“All of my men were assembled there for the work and we didn’t acquire any land.” “I didn’t use my position to get financial gain.” “Furthermore, a hundred and fifty Jews and officials ate at my table, as well as all those who came from the surrounding nations. Each day one ox, six choice sheep, and some poultry were prepared for me, and every ten days an abundant supply of wine of all kinds. In spite of all this, I never demanded the food allotted to the governor, because the demands were heavy on these people.”
Because his role – he’s a dignitary. He’s a diplomat. He’s the governor. He had people come every day – about a hundred and fifty – for lunch, or dinner, or something. And he said, “I can tax the people. That’s my right. But out of my own pocket I did it, because they can’t handle it.”
And then, notice where his focus is. He says – here’s a prayer – “Remember me with favor, O my God, for all I have done for these people.” That’s why he had courage.
Now, in your notes – here’s what I want you to get. Why was he so effective? Just jot down, “His example.” He walked his talk. So, for some of us the first application is not what we say. It’s, we need to walk our own talk.
The second thing that gave him moral authority was his courage.
He cared enough to confront. He got mad! But he got mad under control. He didn’t compromise. That’s what’s killing us. It’s killing families. It kills denominations. It kills small groups. It kills people in the workplace. You’re a follower of Christ; don’t compromise.
Third, his love. The people mattered to him. Well, how much? Well, if I would look at the P&L statement for Nehemiah, “Nehemiah, where is your money going?” Because that always tells you where your heart is. Well, out of his own pocket, for twelve years, here’s the money. “I paid for this. I handled that. I made some loans.”
Where your time goes, and where your money goes, and where your energy goes – you can think whatever you want about what matters. That’s what matters.

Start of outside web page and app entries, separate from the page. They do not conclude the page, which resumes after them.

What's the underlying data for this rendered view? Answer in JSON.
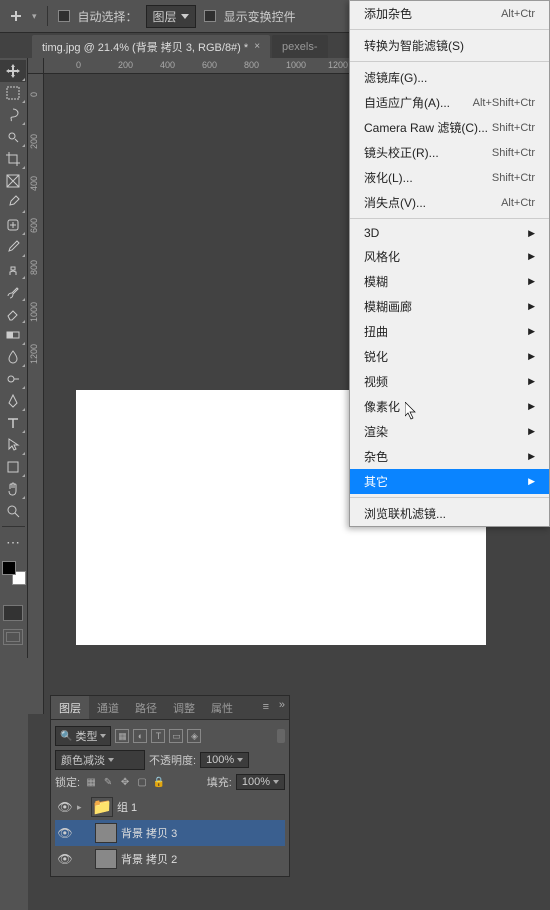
{
  "options_bar": {
    "auto_select_label": "自动选择：",
    "auto_select_target": "图层",
    "show_transform_label": "显示变换控件"
  },
  "tabs": {
    "active": "timg.jpg @ 21.4% (背景 拷贝 3, RGB/8#) *",
    "inactive": "pexels-"
  },
  "ruler": {
    "h": [
      "0",
      "200",
      "400",
      "600",
      "800",
      "1000",
      "1200"
    ],
    "v": [
      "0",
      "200",
      "400",
      "600",
      "800",
      "1000",
      "1200"
    ]
  },
  "menu": {
    "items": [
      {
        "label": "添加杂色",
        "shortcut": "Alt+Ctr",
        "type": "item"
      },
      {
        "type": "sep"
      },
      {
        "label": "转换为智能滤镜(S)",
        "type": "item"
      },
      {
        "type": "sep"
      },
      {
        "label": "滤镜库(G)...",
        "type": "item"
      },
      {
        "label": "自适应广角(A)...",
        "shortcut": "Alt+Shift+Ctr",
        "type": "item"
      },
      {
        "label": "Camera Raw 滤镜(C)...",
        "shortcut": "Shift+Ctr",
        "type": "item"
      },
      {
        "label": "镜头校正(R)...",
        "shortcut": "Shift+Ctr",
        "type": "item"
      },
      {
        "label": "液化(L)...",
        "shortcut": "Shift+Ctr",
        "type": "item"
      },
      {
        "label": "消失点(V)...",
        "shortcut": "Alt+Ctr",
        "type": "item"
      },
      {
        "type": "sep"
      },
      {
        "label": "3D",
        "type": "submenu"
      },
      {
        "label": "风格化",
        "type": "submenu"
      },
      {
        "label": "模糊",
        "type": "submenu"
      },
      {
        "label": "模糊画廊",
        "type": "submenu"
      },
      {
        "label": "扭曲",
        "type": "submenu"
      },
      {
        "label": "锐化",
        "type": "submenu"
      },
      {
        "label": "视频",
        "type": "submenu"
      },
      {
        "label": "像素化",
        "type": "submenu"
      },
      {
        "label": "渲染",
        "type": "submenu"
      },
      {
        "label": "杂色",
        "type": "submenu"
      },
      {
        "label": "其它",
        "type": "submenu",
        "highlighted": true
      },
      {
        "type": "sep"
      },
      {
        "label": "浏览联机滤镜...",
        "type": "item"
      }
    ]
  },
  "layers_panel": {
    "tabs": [
      "图层",
      "通道",
      "路径",
      "调整",
      "属性"
    ],
    "kind_label": "类型",
    "blend_mode": "颜色减淡",
    "opacity_label": "不透明度:",
    "opacity_value": "100%",
    "lock_label": "锁定:",
    "fill_label": "填充:",
    "fill_value": "100%",
    "layers": [
      {
        "name": "组 1",
        "group": true
      },
      {
        "name": "背景 拷贝 3",
        "selected": true
      },
      {
        "name": "背景 拷贝 2"
      }
    ]
  }
}
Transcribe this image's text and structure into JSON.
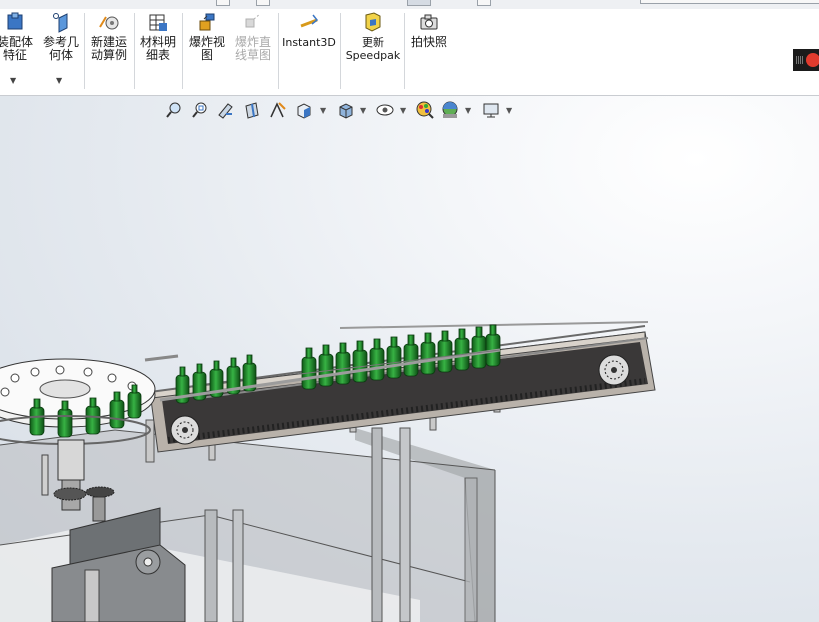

Nehemiah loved people. And he loved them not to the point where he did a little something that made him appear that he was loving. He did things that cost.
Finally, his integrity. He feared God. Life verse for me on this one is Proverbs 29:25, “The fear of man is a snare.” And we’re all afraid. We’re all people pleasers, to some level. But at the end of the day, Nehemiah said, “I’d rather be afraid of God, and not doing what He wants me to do, than afraid of what people think.”
And so, in summary, the leverage of your life is what gives weight to your words. It’s your life. And by the way, perfection? Absolutely not. But your life, your authenticity, you live it out. And something happens in the heart, in the soul of your children, and your friends, and the people in your small group, as you blaze a trail, and you’re a Nehemiah. We spur one another on to love, and to good works, and other people realize, I want to be like you. I want to walk with God like you. It’s contagious. That’s how great things get done.
This is the last prayer, on earth, of Jesus. And He says, “Father, this is My prayer, that these followers of Mine could be one, even as We are one. I want people to hear, not just these present disciples or followers, but the disciples that will hear and believe from them,” which is all of us, in the last two thousand years. “I long for them to have a unity, and a connectedness, and an authenticity with one another that, when they see how they treat one another, and how truthful they are, and how pure they are, and how authentic they are, they will then know that the Father has sent Me.”
And so, Father, I know it requires courage. I know that as Your Spirit speaks there are people going, Oh my lands, what does this mean? What do I need to do? And so, before we move on, can I just ask you to stop? Stop in your tracks and just ask the Spirit of God to whisper clearly, What’s my next step? Tell Him you want to obey. Accept His forgiveness. Ask for courage.